Art is passively consumed, humbly accepted, selected by those complicit with the system, and seemingly possible only through the generous benevolence of the prevailing dominant manipulators.
What would art be if there were no artists? What if all that we create was not sequestered, labeled, exploited or colonized? The wealth of all generations, in large overlapping systems of ideas and realizations, belongs to us all.
Art and culture is always collaborative and collective.
The divisions between people and our ideas dismantle, depoliticize and co-opt our potential.
SoNeC – Sociocratic Neighbourhood Circles is an EU-funded initiative, active from 2020 to 2022.
Its aim was to explore the potential of neighbourhood-based social communities with bottom-
up, participatory and inclusive decision-making processes to solve local social and environmental problems. The SoNeC Partnership aims to raise awareness of the practices of common decision making, shared responsibility, participation and more generally, political action of citizens on a local level. The ambition of this approach is to promote and thus contribute to the development of European values, the European Green Deal, as well as the UN SDGs in a way which is accessible to European neighbourhoods, and thus to all European citizens
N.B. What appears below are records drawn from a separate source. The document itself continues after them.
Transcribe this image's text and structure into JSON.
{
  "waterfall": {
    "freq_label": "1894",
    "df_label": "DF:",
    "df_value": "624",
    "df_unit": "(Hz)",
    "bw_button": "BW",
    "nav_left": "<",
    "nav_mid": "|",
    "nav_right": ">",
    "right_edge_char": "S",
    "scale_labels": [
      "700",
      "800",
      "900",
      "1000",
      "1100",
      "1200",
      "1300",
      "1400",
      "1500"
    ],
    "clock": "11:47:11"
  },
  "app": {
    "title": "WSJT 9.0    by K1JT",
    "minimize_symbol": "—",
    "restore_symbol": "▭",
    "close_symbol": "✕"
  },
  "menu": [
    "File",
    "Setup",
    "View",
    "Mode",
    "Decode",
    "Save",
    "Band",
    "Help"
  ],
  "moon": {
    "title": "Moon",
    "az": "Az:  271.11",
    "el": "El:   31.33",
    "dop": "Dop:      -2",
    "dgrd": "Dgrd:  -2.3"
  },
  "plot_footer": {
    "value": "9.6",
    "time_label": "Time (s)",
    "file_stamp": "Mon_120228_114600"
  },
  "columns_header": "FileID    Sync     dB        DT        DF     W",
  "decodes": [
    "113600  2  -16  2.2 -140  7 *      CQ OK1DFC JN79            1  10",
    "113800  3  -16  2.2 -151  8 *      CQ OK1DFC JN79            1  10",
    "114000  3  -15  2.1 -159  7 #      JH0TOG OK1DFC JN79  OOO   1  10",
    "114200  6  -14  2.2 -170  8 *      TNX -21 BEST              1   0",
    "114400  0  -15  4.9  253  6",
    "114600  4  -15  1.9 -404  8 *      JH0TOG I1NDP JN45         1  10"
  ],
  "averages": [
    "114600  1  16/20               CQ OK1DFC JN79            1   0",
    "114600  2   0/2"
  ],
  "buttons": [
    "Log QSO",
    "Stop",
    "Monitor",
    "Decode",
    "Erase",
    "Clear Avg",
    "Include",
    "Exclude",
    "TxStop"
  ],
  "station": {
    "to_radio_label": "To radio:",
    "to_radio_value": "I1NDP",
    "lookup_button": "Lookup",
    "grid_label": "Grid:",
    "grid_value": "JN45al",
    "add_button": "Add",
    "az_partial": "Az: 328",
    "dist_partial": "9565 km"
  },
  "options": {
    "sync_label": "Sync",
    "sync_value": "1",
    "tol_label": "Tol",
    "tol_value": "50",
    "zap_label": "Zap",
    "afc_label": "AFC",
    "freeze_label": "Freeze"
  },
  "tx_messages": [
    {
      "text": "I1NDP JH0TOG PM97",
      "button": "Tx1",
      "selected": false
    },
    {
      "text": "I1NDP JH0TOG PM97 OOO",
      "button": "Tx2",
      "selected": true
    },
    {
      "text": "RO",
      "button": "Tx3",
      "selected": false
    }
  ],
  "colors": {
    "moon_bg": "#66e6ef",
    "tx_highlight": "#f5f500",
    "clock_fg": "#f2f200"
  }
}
Maria Juliana Byck and George Kalivis created this book to document the zero waste, community fashion initiative #ProjectSemedaki; a creative reuse project that took place in collaboration with Victoria Square Project.
The ubiquitous but devalued Greek traditional handmade domestic textiles—the semedakia—are highlighted as a symbol of the work, creativity, technical skill, and innovation shared between generations of women over thousands of years. Six authors contributed texts that address a broad range of topics from fashion and social change, gender dynamics and fluctuating value in the history of textiles production, to the dualism assumed between fine art (haute couture) and crafts, the queering of cultural heritage textiles, and the emotional, social and environmental impact of fast fashion, mass consumption and our current disposable textile culture.
Co-opting the Coop: Cooperativist Society documenta Public Programs, Parko Eletherias/Fairspot, Field A Journal of Socially-Engaged Art Criticism Issue 18/19
Reflection on the Cooperativist Society from the perspective of an individual artist responding to a high-profile cultural event in my newly chosen home of Athens. Although many aspects of what came to light through my participation in the project are not unique to Athens, they provide information, ideas and insights that can be useful to move forward if one would like to redefine art for a post-capitalist society. It was an opportunity to become more cognizant of the barriers to success when bringing grassroots alternative economic ecologies inside the borders of an international art world event.
Culture has become a commodity, preserved, protected, professionalized, and compartmentalized
by “public” institutions and the private market. Power, established in the profit-driven economy, manipulates value and controls circulation of ideas and innovation. Culture is sold, owned, and safeguarded, as if it could be stolen and protected, rather than shared, changed and built upon collaboratively. How can we begin to experiment with the boundaries created by this hermetically sealed, self-referential system, pushing up against, gently prodding, or kicking through these barriers?
Sharing Failure, Dissolutions, Struggles, and the Forms of Power in Collectives, A Blade of Grass
Maria Juliana Byck, Kerry Downing and Sunita Prasad,
Maria Juliana Byck, Colleen Asper, Marika Kandelaki, Sunita Prasad and Martyna Starosta,